» PROVIDED INFORMATION

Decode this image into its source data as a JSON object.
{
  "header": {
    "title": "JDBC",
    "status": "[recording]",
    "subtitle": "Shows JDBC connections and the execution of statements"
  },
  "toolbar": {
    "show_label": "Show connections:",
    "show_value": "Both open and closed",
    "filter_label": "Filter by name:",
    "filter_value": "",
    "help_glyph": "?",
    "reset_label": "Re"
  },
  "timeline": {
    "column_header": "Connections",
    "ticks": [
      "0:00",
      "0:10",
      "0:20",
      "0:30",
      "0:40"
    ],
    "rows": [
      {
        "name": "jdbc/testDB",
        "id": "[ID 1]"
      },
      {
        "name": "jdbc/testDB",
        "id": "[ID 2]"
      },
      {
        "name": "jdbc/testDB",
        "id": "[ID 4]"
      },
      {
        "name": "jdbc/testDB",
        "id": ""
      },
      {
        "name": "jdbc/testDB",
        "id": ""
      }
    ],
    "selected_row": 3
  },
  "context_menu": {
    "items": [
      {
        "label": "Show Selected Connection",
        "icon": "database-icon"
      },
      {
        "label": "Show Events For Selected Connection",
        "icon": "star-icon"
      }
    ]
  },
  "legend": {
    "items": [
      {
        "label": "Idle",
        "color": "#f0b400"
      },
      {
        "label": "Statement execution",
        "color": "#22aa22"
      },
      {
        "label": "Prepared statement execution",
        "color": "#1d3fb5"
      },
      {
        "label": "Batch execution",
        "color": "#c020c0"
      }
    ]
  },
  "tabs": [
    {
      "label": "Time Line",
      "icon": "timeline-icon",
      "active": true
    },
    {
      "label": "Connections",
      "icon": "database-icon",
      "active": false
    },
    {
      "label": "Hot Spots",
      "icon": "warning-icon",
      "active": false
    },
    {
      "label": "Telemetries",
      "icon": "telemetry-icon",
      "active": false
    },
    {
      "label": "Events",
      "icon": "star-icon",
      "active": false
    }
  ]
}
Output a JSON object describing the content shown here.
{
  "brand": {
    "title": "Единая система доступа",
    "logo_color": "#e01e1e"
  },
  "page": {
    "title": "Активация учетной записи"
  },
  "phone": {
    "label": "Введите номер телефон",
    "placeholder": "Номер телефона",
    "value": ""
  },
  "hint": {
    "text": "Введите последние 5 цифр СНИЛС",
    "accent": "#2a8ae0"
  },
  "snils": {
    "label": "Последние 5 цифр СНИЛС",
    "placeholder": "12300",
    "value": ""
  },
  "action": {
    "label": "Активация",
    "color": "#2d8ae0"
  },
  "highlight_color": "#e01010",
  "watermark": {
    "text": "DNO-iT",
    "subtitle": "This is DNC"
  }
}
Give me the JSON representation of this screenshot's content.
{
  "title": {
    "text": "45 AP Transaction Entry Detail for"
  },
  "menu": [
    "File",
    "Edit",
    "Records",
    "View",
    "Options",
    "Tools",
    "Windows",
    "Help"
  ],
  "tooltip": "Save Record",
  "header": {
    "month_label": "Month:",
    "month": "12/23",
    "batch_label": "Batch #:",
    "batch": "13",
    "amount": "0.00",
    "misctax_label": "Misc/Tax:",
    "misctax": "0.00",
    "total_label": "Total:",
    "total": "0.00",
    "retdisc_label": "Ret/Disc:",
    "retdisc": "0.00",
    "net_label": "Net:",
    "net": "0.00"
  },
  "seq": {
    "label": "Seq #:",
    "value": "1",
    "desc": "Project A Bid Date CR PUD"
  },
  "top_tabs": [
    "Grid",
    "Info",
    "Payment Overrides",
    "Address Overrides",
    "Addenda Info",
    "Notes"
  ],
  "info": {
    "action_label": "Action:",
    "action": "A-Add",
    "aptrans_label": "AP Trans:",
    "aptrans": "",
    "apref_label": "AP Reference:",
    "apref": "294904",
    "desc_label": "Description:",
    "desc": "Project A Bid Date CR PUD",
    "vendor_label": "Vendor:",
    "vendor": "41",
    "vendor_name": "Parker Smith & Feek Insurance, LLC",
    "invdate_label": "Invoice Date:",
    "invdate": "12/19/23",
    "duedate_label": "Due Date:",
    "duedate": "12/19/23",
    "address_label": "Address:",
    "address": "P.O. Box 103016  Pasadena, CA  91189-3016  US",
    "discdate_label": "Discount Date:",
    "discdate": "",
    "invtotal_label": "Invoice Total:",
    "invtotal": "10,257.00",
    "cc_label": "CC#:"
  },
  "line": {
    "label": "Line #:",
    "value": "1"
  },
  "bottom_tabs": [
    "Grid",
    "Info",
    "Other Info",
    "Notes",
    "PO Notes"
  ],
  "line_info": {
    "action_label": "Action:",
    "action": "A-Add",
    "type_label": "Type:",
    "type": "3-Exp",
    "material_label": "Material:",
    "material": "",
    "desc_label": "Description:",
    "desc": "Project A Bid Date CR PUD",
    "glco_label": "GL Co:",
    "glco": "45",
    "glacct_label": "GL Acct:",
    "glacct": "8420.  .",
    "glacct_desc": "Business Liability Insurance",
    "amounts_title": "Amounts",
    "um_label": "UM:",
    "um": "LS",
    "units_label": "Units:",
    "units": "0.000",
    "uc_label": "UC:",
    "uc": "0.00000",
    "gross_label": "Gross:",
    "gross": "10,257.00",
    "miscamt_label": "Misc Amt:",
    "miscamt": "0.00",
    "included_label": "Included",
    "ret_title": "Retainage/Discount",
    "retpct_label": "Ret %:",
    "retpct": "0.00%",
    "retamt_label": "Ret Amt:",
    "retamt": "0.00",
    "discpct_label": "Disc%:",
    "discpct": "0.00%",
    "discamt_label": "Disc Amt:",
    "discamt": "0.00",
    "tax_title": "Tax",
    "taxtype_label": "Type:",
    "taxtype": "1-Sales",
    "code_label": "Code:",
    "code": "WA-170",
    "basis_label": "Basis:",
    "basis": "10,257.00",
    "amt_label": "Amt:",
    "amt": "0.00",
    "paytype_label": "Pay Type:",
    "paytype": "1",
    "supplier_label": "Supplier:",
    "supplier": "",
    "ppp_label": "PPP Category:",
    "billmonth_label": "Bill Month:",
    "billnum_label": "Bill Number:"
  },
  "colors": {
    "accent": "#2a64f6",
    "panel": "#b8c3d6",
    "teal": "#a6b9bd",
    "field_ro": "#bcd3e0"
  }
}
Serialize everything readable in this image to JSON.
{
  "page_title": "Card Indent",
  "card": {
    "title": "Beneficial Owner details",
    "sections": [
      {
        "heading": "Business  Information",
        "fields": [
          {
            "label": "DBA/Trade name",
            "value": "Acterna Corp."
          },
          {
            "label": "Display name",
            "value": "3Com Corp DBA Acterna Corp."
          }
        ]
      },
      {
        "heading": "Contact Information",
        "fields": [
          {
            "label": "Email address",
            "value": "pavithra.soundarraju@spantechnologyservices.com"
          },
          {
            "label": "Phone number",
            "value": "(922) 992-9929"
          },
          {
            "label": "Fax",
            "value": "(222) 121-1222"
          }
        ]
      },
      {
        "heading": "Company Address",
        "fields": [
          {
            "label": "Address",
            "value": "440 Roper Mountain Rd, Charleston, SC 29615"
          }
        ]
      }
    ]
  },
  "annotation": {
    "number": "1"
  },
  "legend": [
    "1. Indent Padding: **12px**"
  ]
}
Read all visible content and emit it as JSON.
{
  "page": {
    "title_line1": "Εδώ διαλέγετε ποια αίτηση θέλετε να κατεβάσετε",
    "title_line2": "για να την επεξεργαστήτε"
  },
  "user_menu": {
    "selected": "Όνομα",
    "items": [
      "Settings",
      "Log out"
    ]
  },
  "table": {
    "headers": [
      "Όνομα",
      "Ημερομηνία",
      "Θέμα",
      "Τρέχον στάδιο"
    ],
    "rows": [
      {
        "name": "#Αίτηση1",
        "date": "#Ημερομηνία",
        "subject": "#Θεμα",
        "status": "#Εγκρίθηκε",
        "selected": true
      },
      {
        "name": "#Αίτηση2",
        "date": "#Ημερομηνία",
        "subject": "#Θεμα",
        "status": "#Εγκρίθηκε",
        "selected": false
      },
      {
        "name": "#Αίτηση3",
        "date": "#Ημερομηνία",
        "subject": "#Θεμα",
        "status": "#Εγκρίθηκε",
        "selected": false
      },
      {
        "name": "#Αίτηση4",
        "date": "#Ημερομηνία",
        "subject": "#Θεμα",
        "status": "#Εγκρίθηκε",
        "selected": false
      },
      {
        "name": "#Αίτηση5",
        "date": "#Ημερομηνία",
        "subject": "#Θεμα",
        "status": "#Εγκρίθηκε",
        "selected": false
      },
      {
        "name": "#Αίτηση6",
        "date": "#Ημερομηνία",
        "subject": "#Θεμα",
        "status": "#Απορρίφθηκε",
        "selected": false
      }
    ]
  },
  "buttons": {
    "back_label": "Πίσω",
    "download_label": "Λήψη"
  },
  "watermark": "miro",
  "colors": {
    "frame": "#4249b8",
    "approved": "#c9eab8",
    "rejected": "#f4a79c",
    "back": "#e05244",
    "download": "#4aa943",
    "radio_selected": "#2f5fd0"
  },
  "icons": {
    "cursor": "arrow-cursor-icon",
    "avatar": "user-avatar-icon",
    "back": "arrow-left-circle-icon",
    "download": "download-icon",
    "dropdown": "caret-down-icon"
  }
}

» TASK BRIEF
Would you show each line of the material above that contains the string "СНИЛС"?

» WORKED SOLUTION
    "text": "Введите последние 5 цифр СНИЛС",
    "label": "Последние 5 цифр СНИЛС",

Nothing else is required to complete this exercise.